The House, of course, appreciates the conditions upon which a Debate would be possible. While entirely accepting what has been laid down by my right hon. Friend, and the understanding that a Debate is to take place as early as possible, may I ask whether, with regard to a statement by my right hon. Friend the Foreign Secretary, the Prime Minister can say whether the material has now been assembled? It would be normal to expect a statement from my right hon. Friend on his recent tour so that we may have the basis for a proper judgment upon these matters. If my right hon. Friend thought it was undesirable for the Foreign Secretary to make such a statement in open Session, I am sure the House would be ready to hear it in Secret Session. I am not asking for a Debate but merely to hear a statement from my right hon. Friend the Foreign Secretary as soon as that is possible.

Photo of Mr Winston Churchill Mr Winston Churchill , Epping

I think that the circumstances connected with the tour of my right hon. Friend the Foreign Secretary are intimately interwoven with the main matters which the House wishes to discuss, and which I shall see they have the fullest opportunity of discussing, either in public or private, as may be thought best, on an occasion which is found, at the earliest moment, to be compatible with the public interests and which, at the earliest moment, enables the Government to give a full and reasonable account of what has taken place.

Photo of Viscount  Turnour Viscount Turnour , Horsham and Worthing

May I ask one question which arises in this connection? Will my right hon. Friend see that His Majesty's Government in Great Britain, so far as is possible, concert with His Majesty's Government in Australia, so that any Debate which takes place shall take place, as far as is possible, simultaneously in this House and in the Australian House of Representatives? It would be most unfortunate if information was given in another country which was not available in this country.

Photo of Mr Winston Churchill Mr Winston Churchill , Epping
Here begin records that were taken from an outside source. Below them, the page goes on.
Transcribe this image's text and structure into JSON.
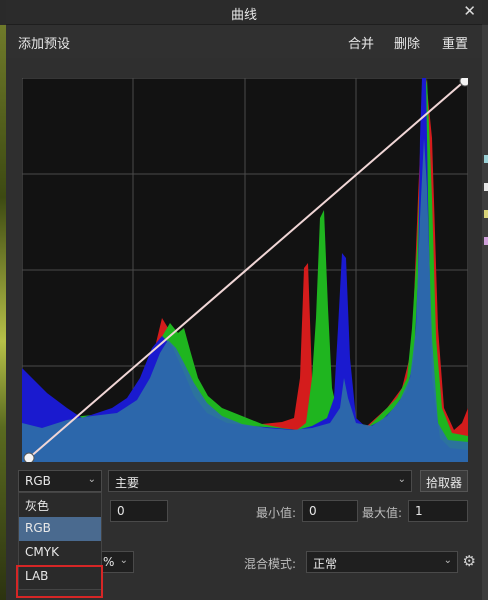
{
  "dialog": {
    "title": "曲线",
    "close": "✕"
  },
  "toolbar": {
    "add_preset": "添加预设",
    "merge": "合并",
    "delete": "删除",
    "reset": "重置"
  },
  "controls": {
    "channel_value": "RGB",
    "layer_value": "主要",
    "picker_label": "拾取器",
    "left_value": "0",
    "min_label": "最小值:",
    "min_value": "0",
    "max_label": "最大值:",
    "max_value": "1",
    "opacity_suffix": "%",
    "blend_label": "混合模式:",
    "blend_value": "正常"
  },
  "channel_menu": {
    "items": [
      "灰色",
      "RGB",
      "CMYK",
      "LAB"
    ],
    "selected": "RGB",
    "highlighted": "LAB"
  },
  "colors": {
    "graph_bg": "#121212",
    "grid": "#4a4a4a",
    "red": "#d41c1c",
    "green": "#1fb51f",
    "blue": "#1a1acf",
    "composite": "#2e6ea8",
    "curve": "#f0d6d6",
    "highlight_box": "#d62626"
  },
  "icons": {
    "close": "close-icon",
    "chevron": "chevron-down-icon",
    "settings": "gear-icon"
  }
}
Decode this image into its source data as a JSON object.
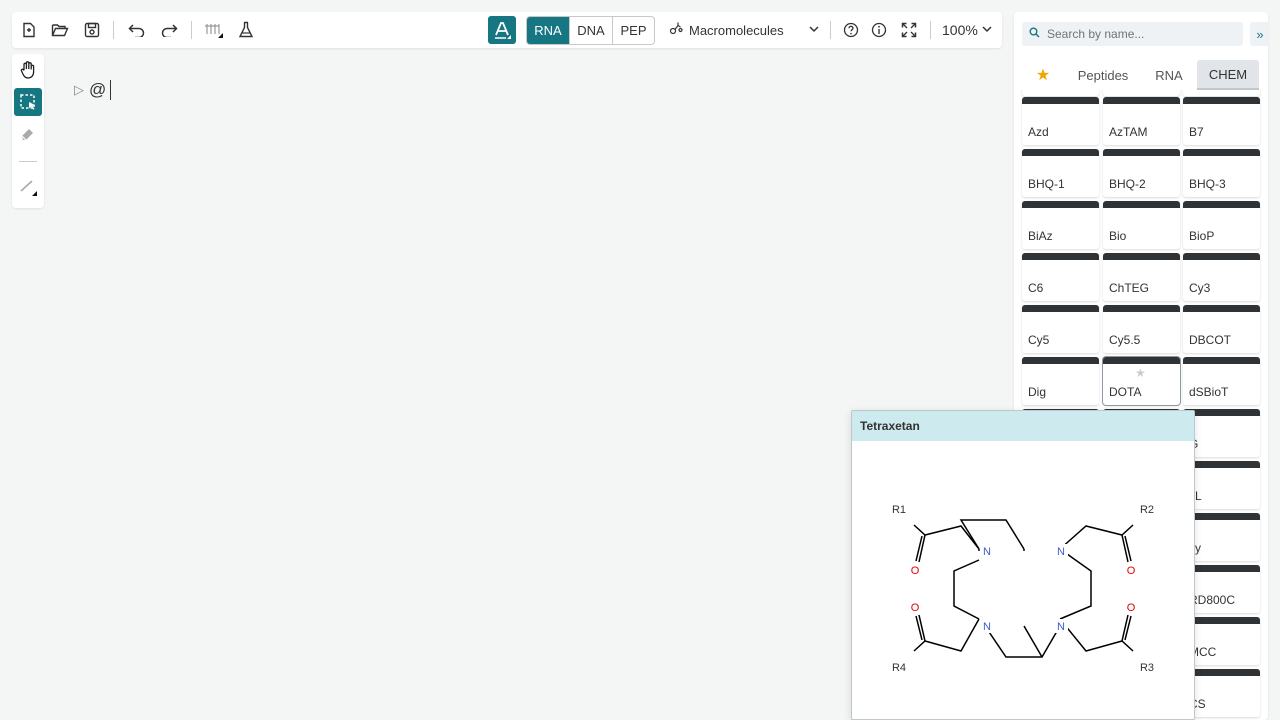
{
  "toolbar": {
    "modes": [
      "RNA",
      "DNA",
      "PEP"
    ],
    "active_mode": "RNA",
    "macromolecules_label": "Macromolecules",
    "zoom_label": "100%"
  },
  "canvas": {
    "sequence_prefix": "@"
  },
  "library": {
    "search_placeholder": "Search by name...",
    "tabs": [
      {
        "label": "★"
      },
      {
        "label": "Peptides"
      },
      {
        "label": "RNA"
      },
      {
        "label": "CHEM"
      }
    ],
    "active_tab": "CHEM",
    "items": [
      {
        "name": "Azd"
      },
      {
        "name": "AzTAM"
      },
      {
        "name": "B7"
      },
      {
        "name": "BHQ-1"
      },
      {
        "name": "BHQ-2"
      },
      {
        "name": "BHQ-3"
      },
      {
        "name": "BiAz"
      },
      {
        "name": "Bio"
      },
      {
        "name": "BioP"
      },
      {
        "name": "C6"
      },
      {
        "name": "ChTEG"
      },
      {
        "name": "Cy3"
      },
      {
        "name": "Cy5"
      },
      {
        "name": "Cy5.5"
      },
      {
        "name": "DBCOT"
      },
      {
        "name": "Dig"
      },
      {
        "name": "DOTA"
      },
      {
        "name": "dSBioT"
      },
      {
        "name": ""
      },
      {
        "name": ""
      },
      {
        "name": "G"
      },
      {
        "name": ""
      },
      {
        "name": ""
      },
      {
        "name": "sL"
      },
      {
        "name": ""
      },
      {
        "name": ""
      },
      {
        "name": "xy"
      },
      {
        "name": ""
      },
      {
        "name": ""
      },
      {
        "name": "RD800C"
      },
      {
        "name": ""
      },
      {
        "name": ""
      },
      {
        "name": "MCC"
      },
      {
        "name": ""
      },
      {
        "name": ""
      },
      {
        "name": "CS"
      }
    ]
  },
  "preview": {
    "title": "Tetraxetan",
    "labels": {
      "r1": "R1",
      "r2": "R2",
      "r3": "R3",
      "r4": "R4",
      "n": "N",
      "o": "O"
    },
    "colors": {
      "nitrogen": "#3a5fcd",
      "oxygen": "#e00000"
    }
  },
  "colors": {
    "accent": "#167782"
  }
}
Of course, it would be an innovation for us to adopt the position that if a Debate took place in Australia, we must necessarily have a Debate on the same day here. It would in a sense be an intrusion on their perfectly separate and independent rights of government under the Statute of Westminster. At the same time there would be obvious inconveniences in Debates on these matters taking place piecemeal. We are in the very closest touch with the Dominion Ministers and Governments, not only in Australia, but in New Zealand, and also in Canada and South Africa. Certainly an effort will be made, as far as possible, without the slightest prejudice to independent and separate action, to arrange these Debates. I asked when the Australian Parliament was likely to meet, and, according to information I received just before I came into the House, it is unlikely to assemble before the first week in May, and, of course, the Debate would not take place until the end of that week. I give that information under all reserve.

Photo of Mr Edgar Granville Mr Edgar Granville , Eye

In view of the statement of the Australian Prime Minister two days ago, is there any reason, as people in this country also have a great interest in that theatre of war, why a similar statement should not be made here?

Photo of Mr Winston Churchill Mr Winston Churchill , Epping

I have been considering whether I might not make some statement of a general character, but I have been anxious to make sure, if I were to do so, that I should not be treating the House with disrespect if I suggested that a Debate on the matter should be postponed to a later occasion. If I could say anything helpful on the matter in the interval, not, of course, going into the controversial aspect, I feel that perhaps the House would give me that latitude.

Photo of Commander Sir Archibald Southby Commander Sir Archibald Southby , Epsom

Will the right hon. Gentleman bear in mind that, in view of the gravity of recent events, the public would prefer that a Debate should take place in Public rather than in Secret Session?

Photo of Mr Winston Churchill Mr Winston Churchill , Epping

Yes, but do not let us lose our sense of proportion about the gravity of recent events.